Is America headed toward a “lost decade”? That’s how some in the news media have interpreted a feeble new forecast from the Congressional Budget Office. That projection suggests it will take a long time for the US economy to fully recover from the coronavirus pandemic. Weaker consumer spending and business investment will take 3 percent off the gross domestic product 10 years from now. That works out to a cumulative $16 trillion, or $7.9 trillion adjusted for inflation.
But even before COVID-19, the economy was headed toward something more like a “lost generation.” Real GDP growth has averaged just 2.3 percent annually since the Global Financial Crisis, a full percentage point lower than growth over the previous 25 years. And looking forward, the CBO was expecting output to grow at an average annual rate of 1.7 percent from 2021 to 2030. Forecasts from the Federal Reserve and many Wall Street banks are similarly anemic. They all see the roughly the same miserable math of slight labor force growth and modest productivity growth.
But as a nation we should strive for better. (One possible goal: America should attempt to grow as fast in the future as it did in the past.) I sort of like President Trump’s notion that America remains a “developing economy.” No, not like Mexico or Vietnam, of course. We’re an extraordinarily wealthy nation pushing forward the technological frontier. But the American economy is a dynamic entity that experiences creative destruction. Businesses and sectors emerge, rise, and fall. It’s always developing into something different than it was the day before.

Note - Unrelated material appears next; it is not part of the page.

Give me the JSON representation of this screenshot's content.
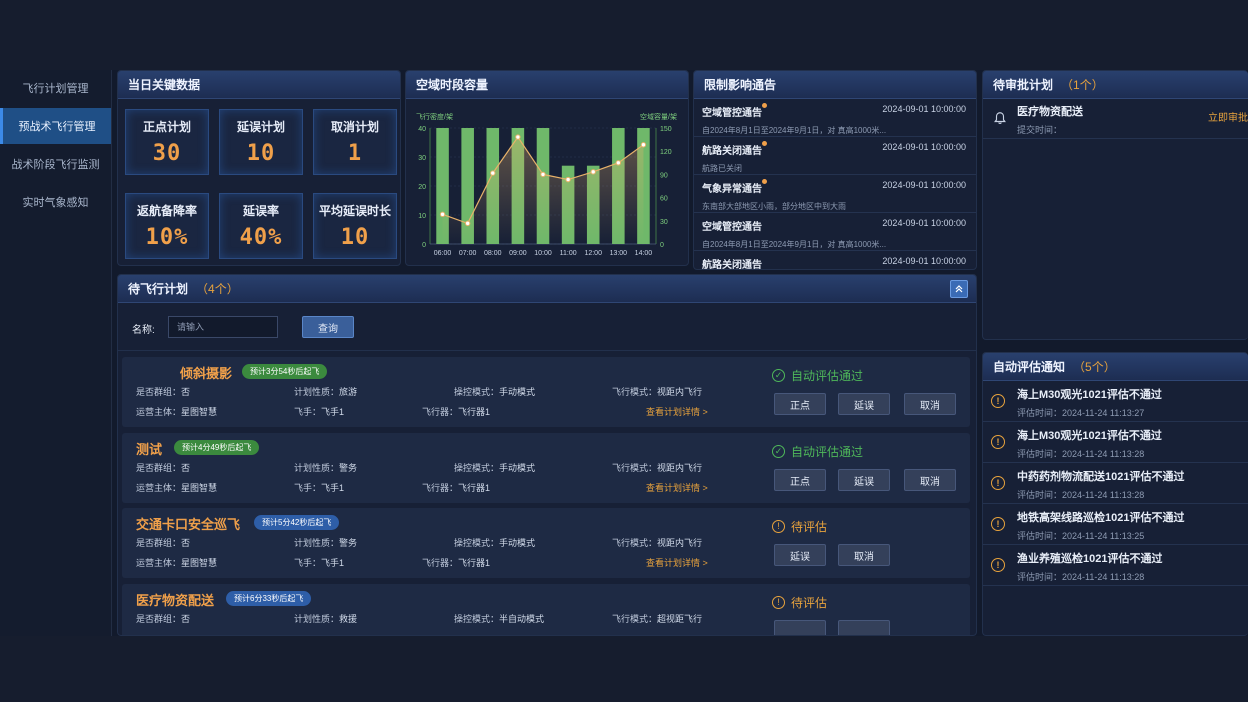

And it’s not crazy to think that even so terrible an event as a pandemic can eventually help that process continue or even accelerate. I recently interviewed University of Chicago economist Chad Syverson about his co-authored paper, “The COVID crisis and productivity growth”, asking whether there could be pro-growth impacts from this sort of shock. Syverson:
You could tell a story where a shock like this is such a big thing, that it basically forces a reckoning on the part of companies to think about the way things are done. And that reckoning makes them realize, “Oh, we were doing this thing for this-and-that reason, but that was decided 25 years ago because of something that doesn’t matter anymore. Why are we really doing it this way? Can’t we do it this other way instead?” And you get productivity gains that way. … It’s actually been proposed before in the context of environmental regulations. There’s this notion called the Porter hypothesis: Being subject to new environmental regulations could actually make companies more productive for the reasons I was talking about. They’re forced to do things differently, and rather than just changing things on the margin, they reorganize themselves from the ground up in a way that’s hopefully optimal. The evidence is a little bit mixed on that. But on the other hand, coronavirus is probably a much broader shock to companies than environmental regulations were and are. And so, I think a lot of companies are going to be dealing with: “Why do we do things the way we do? Is there a better way to do it?” You could see productivity gains coming from that process.
Maybe this health and economic shock also forces a reckoning on government to up its game, whether on the local, state, or federal level. For instance: Not only do cities have to upgrade their health infrastructure, but they also need to make housing more affordable — especially in high-productivity cities. (More on this here.) And the pandemic has highlighted many regulatory inefficiencies across all levels of government. There are plenty more of those to be fixed, and not just in healthcare. And these things are just a start to improve opportunities for all. But whatever problems America has, growth that’s slow and stagnant will surely exacerbate them.
This article by James Pethokoukis first appeared in AEIdeas on June 2, 2020.